However, Kendall also does a great job of delving into the Gamecocks' distant past with numerous entries on topics that many casual, relatively younger fans won't know a whole lot about. What makes these chapters particularly impressive is that Kendall has done a great deal of research to dig quotes from old issues of The State and other sources that really help him bring the historical era to life. One such example that really stood out to me was several quotes from various papers describing the exploits of early 1930s back Earl Clary. Kendall reports that there's little on record about Clary after his playing days, so Kendall lets the contemporaneous accounts of Clary's performances do the talking. They really give you a good feel for how people talked about football back then. There's even a folksy line describing Clary from Clemson's Frank Howard, then an assistant coach for the Tigers. The hard work Kendall did researching such materials and presenting them in a compelling way really piqued my interest and helped me imagine what is was like to be a fan of the Gamecocks during this time.

My only complaint about the book is that, particularly for a book that's being marketed to Carolina fans, I sometimes felt the tone was a bit condescending towards Carolina football. It won't be lost upon many readers that the author is a graduate of the University of Georgia and that he works for a newspaper with a complicated relationship with Carolina athletics. While the book is tastefully done for the most part, there are moments where I found myself a little annoyed with Kendall's tone towards Carolina. I'll give two examples. First of all, the Navy loss comes in at number 14. Certainly, an important moment. However, while it may seem hard to imagine to outsiders, we Carolina fans do take pride in the accomplishments our Gamecocks have achieved, even if those accomplishments are somewhat meager.
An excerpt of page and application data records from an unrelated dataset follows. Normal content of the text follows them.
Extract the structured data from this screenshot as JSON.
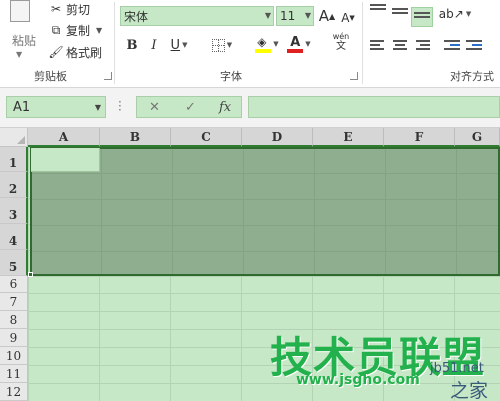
{
  "ribbon": {
    "clipboard": {
      "paste_label": "粘贴",
      "cut_label": "剪切",
      "copy_label": "复制",
      "format_painter_label": "格式刷",
      "group_label": "剪贴板"
    },
    "font": {
      "font_name": "宋体",
      "font_size": "11",
      "grow_label": "A",
      "shrink_label": "A",
      "bold_label": "B",
      "italic_label": "I",
      "underline_label": "U",
      "font_color_label": "A",
      "phonetic_top": "wén",
      "phonetic_bottom": "文",
      "group_label": "字体",
      "highlight_color": "#ffff00",
      "font_color": "#e02020"
    },
    "alignment": {
      "group_label": "对齐方式"
    }
  },
  "formula_bar": {
    "name_box": "A1",
    "cancel_icon_char": "✕",
    "enter_icon_char": "✓",
    "fx_label": "fx",
    "formula_value": ""
  },
  "sheet": {
    "columns": [
      "A",
      "B",
      "C",
      "D",
      "E",
      "F",
      "G"
    ],
    "rows": [
      "1",
      "2",
      "3",
      "4",
      "5",
      "6",
      "7",
      "8",
      "9",
      "10",
      "11",
      "12"
    ],
    "selected_range": "A1:G5",
    "active_cell": "A1",
    "selection_color": "#8fae8f",
    "cell_background": "#c7e8c7"
  },
  "watermark": {
    "main": "技术员联盟",
    "url": "www.jsgho.com",
    "corner_top": "jb51.net",
    "corner_bottom": "之家"
  }
}
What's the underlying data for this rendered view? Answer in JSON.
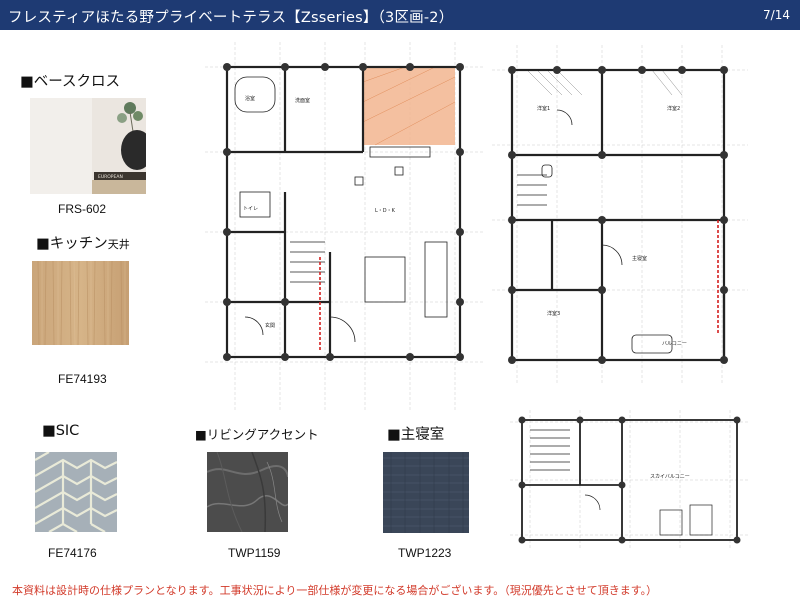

Many of us might even think that the positive things we've achieved are more important than a devastating loss. My second example is more recent. There's an entire entry devoted to Stephen Garcia's misadventures, and it comes in at number 41. This one irked me more than the Navy entry. The Navy loss is universally regarded as the epitome of Carolina's historical woes, so it's arguably worthy of front-and-center recognition. Does Garcia's misbehavior deserve similar recognition? I don't think so. I've always thought that the hoopla over Garcia was driven by rival fans making mountains out of molehills and the contingent of Carolina fans who obsessively turned Garcia into some kind of mythic figure. Eventually, Garcia will assume a more measured, less exaggerated legacy. We don't need a Georgia fan to perpetuate the idea that Garcia's suspensions were some kind of defining moment for our program.

In saying this, though, I really do want to insist that this is a very good book that many Gamecocks fans will enjoy. I certainly did. It might be the case that the only way the problems I've mentioned could have been avoided would have been for the publishers to have gone with another author; my reactions may have owed just as much to what I knew about the author as to what's present in the writing. Choosing another author, though, would have meant going with someone without the journalistic skills Kendall possesses, and his usage of those skills to write such a detailed, informative book is what makes this a good reading experience.